==== Listed entries ====

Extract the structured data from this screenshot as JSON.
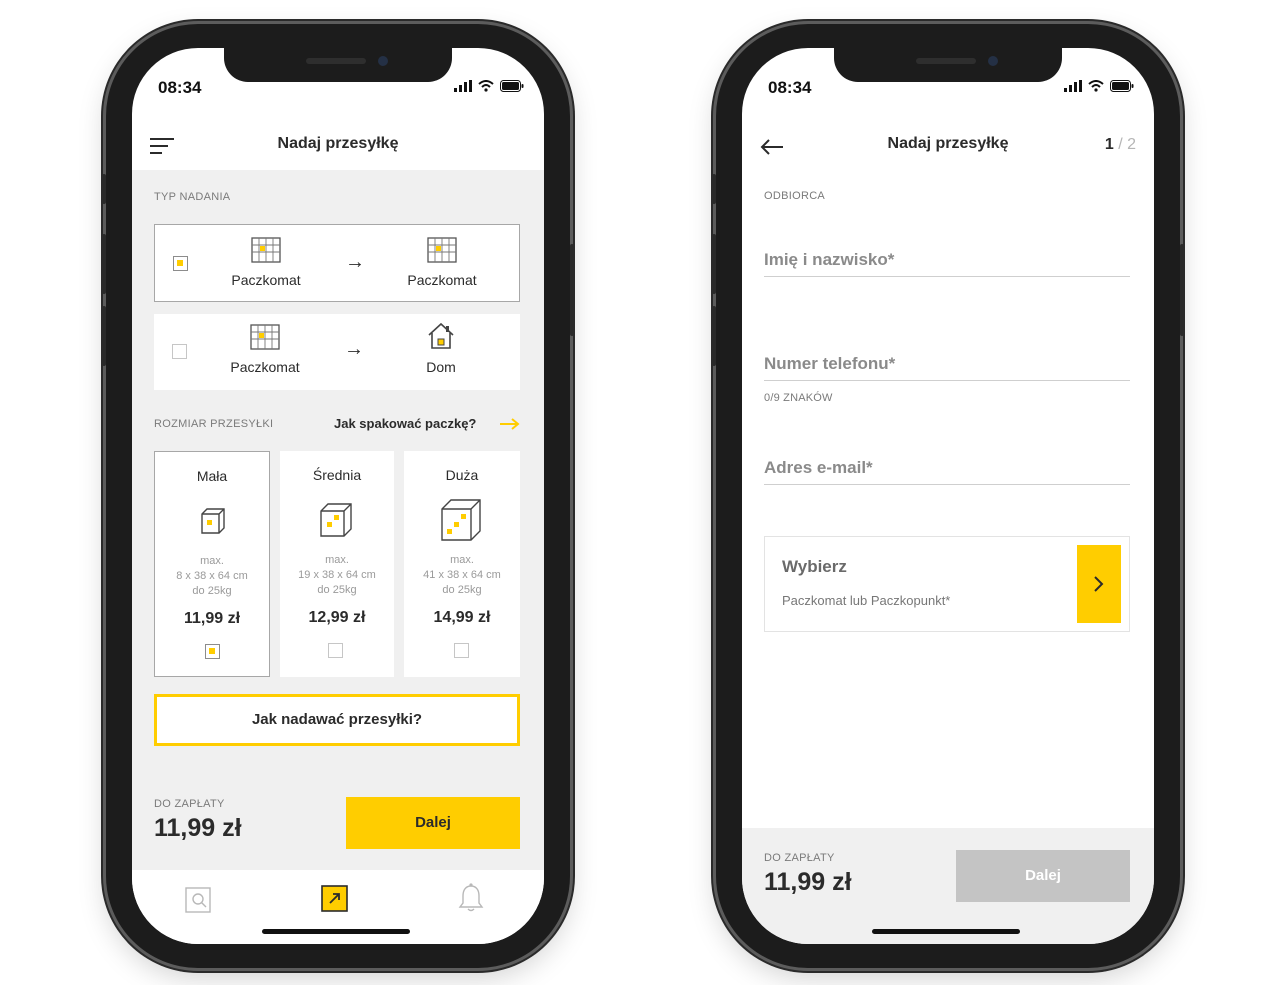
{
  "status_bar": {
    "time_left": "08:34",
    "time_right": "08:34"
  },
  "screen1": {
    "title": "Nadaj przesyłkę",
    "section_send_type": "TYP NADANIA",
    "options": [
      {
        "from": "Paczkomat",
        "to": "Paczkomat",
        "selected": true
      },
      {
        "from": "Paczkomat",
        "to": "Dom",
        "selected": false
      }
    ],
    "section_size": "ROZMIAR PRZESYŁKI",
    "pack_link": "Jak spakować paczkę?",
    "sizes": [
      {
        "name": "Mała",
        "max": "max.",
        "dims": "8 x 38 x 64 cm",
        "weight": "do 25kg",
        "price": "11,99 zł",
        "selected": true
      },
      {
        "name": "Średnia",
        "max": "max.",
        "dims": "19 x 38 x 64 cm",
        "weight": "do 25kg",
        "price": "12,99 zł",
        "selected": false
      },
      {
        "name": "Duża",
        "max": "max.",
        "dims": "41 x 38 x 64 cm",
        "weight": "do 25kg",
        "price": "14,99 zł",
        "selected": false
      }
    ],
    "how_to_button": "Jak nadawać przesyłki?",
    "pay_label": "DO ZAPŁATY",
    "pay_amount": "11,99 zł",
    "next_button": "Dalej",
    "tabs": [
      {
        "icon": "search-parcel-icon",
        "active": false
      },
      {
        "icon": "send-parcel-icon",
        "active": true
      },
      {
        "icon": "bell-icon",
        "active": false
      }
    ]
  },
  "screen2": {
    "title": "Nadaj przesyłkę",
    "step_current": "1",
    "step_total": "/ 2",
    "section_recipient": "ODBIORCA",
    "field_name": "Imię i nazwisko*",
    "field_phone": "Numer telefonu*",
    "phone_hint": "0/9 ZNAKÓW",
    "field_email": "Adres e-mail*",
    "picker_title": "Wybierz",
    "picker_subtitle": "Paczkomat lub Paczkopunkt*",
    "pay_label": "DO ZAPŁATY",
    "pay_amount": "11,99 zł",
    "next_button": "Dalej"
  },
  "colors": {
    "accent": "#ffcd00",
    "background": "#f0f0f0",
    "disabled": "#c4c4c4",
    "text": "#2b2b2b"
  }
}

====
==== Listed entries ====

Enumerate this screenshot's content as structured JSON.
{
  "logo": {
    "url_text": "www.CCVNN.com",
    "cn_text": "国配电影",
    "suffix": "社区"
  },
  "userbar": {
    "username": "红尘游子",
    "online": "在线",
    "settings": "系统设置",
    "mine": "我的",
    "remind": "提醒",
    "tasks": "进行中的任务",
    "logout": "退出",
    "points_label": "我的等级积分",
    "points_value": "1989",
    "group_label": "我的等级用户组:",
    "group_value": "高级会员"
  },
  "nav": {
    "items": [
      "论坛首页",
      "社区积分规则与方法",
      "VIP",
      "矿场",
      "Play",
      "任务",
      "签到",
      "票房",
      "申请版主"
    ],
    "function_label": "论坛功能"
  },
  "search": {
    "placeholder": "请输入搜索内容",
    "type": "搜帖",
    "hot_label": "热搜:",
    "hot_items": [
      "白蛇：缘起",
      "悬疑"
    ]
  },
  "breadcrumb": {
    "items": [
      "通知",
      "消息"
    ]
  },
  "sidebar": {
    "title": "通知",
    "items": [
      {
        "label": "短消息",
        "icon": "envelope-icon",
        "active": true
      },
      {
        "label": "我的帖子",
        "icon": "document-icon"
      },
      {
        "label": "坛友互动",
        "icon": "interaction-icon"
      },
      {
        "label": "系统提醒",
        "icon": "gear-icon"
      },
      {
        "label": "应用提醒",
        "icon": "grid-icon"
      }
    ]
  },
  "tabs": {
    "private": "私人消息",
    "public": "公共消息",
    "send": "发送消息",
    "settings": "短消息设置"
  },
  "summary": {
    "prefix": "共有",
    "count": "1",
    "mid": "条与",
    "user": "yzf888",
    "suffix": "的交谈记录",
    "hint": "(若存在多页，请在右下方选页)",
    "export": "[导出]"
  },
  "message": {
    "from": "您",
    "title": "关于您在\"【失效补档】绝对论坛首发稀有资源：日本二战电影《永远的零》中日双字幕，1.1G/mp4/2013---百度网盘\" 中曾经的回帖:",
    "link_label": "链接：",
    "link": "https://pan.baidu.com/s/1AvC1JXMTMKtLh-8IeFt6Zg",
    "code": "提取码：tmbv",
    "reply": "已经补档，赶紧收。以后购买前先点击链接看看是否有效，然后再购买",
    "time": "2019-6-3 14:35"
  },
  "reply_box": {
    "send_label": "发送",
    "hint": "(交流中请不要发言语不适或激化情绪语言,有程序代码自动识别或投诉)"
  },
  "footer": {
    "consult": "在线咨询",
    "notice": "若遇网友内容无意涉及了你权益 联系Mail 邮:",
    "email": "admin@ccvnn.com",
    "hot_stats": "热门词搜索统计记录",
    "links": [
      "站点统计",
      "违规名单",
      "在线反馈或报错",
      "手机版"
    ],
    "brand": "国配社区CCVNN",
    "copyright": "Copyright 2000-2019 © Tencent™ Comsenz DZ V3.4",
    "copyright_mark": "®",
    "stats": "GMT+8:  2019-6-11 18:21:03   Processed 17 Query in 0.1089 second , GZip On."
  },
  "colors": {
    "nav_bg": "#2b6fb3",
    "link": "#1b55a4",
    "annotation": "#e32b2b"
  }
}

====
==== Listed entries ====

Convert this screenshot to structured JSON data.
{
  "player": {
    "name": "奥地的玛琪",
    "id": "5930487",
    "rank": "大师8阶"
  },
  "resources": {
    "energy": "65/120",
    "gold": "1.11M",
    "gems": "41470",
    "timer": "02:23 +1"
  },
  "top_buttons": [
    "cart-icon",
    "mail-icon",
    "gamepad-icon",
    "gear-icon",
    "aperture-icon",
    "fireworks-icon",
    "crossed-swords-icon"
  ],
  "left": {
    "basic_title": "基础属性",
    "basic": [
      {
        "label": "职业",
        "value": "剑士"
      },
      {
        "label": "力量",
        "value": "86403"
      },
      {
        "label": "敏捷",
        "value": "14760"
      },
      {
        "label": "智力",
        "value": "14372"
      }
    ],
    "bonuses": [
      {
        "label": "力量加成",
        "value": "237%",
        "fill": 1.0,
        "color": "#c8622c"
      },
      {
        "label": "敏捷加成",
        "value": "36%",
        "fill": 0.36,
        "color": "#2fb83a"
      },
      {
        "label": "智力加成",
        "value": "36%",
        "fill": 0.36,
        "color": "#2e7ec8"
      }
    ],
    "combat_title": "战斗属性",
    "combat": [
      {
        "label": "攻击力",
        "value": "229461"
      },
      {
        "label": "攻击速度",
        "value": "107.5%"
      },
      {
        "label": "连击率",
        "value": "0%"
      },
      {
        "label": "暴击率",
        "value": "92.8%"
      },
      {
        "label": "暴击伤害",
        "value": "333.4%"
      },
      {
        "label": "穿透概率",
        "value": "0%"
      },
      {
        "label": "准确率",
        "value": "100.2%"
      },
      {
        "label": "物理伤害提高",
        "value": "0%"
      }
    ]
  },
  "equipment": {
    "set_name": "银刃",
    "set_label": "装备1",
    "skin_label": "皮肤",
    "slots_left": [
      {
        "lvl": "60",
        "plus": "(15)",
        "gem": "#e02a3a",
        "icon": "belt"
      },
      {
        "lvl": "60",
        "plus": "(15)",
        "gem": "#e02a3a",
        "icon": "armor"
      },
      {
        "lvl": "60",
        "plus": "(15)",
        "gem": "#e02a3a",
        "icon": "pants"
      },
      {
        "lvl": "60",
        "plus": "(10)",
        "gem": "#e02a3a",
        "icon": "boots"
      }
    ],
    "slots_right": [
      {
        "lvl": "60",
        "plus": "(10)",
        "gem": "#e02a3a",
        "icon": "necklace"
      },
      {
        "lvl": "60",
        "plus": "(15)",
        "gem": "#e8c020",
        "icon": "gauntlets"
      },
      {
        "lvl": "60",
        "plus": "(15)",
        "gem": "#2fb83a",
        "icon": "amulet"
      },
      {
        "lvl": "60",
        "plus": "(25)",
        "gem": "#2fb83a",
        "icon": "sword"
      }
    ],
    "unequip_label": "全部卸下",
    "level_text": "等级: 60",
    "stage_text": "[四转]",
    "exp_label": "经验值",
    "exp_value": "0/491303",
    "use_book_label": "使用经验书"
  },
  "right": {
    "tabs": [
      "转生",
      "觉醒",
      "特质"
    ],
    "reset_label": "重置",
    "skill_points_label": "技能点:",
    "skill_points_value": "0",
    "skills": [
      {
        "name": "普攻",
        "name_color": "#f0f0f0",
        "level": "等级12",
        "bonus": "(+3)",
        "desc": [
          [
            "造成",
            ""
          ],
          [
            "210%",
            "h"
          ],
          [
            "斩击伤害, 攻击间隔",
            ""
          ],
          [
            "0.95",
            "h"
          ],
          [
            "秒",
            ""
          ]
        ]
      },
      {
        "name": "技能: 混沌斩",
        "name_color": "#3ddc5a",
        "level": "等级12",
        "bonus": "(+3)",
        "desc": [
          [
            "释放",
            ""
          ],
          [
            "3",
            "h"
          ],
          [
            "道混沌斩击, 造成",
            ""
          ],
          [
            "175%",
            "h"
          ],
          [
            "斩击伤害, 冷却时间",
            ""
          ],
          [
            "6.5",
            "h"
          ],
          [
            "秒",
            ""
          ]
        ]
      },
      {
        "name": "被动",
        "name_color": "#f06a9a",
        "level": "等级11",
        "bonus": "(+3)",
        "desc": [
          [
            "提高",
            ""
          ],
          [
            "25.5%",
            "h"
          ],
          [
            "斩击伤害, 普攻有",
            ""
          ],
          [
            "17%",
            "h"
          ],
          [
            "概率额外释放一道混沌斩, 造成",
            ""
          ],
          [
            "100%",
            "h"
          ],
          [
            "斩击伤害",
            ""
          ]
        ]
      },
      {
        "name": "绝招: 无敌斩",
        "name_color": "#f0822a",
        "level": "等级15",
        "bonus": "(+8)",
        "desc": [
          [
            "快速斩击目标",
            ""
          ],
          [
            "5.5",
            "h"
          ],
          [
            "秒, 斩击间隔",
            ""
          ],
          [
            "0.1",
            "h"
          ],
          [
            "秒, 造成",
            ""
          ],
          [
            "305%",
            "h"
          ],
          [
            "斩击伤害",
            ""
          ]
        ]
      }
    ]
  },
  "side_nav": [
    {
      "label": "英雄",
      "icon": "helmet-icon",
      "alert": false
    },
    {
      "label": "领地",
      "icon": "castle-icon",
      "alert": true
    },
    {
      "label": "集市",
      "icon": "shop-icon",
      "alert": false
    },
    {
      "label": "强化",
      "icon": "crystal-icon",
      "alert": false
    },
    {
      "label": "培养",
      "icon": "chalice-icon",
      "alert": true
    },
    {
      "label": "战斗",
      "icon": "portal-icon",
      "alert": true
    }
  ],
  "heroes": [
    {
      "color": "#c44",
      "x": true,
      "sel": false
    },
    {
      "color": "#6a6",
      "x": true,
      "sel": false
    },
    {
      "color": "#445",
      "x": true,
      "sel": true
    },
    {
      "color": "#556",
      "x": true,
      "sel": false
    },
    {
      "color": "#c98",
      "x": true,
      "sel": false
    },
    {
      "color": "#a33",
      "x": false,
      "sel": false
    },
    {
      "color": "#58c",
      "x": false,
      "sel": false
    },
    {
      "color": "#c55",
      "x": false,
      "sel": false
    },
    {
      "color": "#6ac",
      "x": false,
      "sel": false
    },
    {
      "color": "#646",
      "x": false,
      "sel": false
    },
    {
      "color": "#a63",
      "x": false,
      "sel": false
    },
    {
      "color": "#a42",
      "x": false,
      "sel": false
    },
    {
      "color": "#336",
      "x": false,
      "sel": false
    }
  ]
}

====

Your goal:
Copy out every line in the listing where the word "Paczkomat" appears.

Your solution:
        "from": "Paczkomat",
        "to": "Paczkomat",
        "from": "Paczkomat",
    "picker_subtitle": "Paczkomat lub Paczkopunkt*",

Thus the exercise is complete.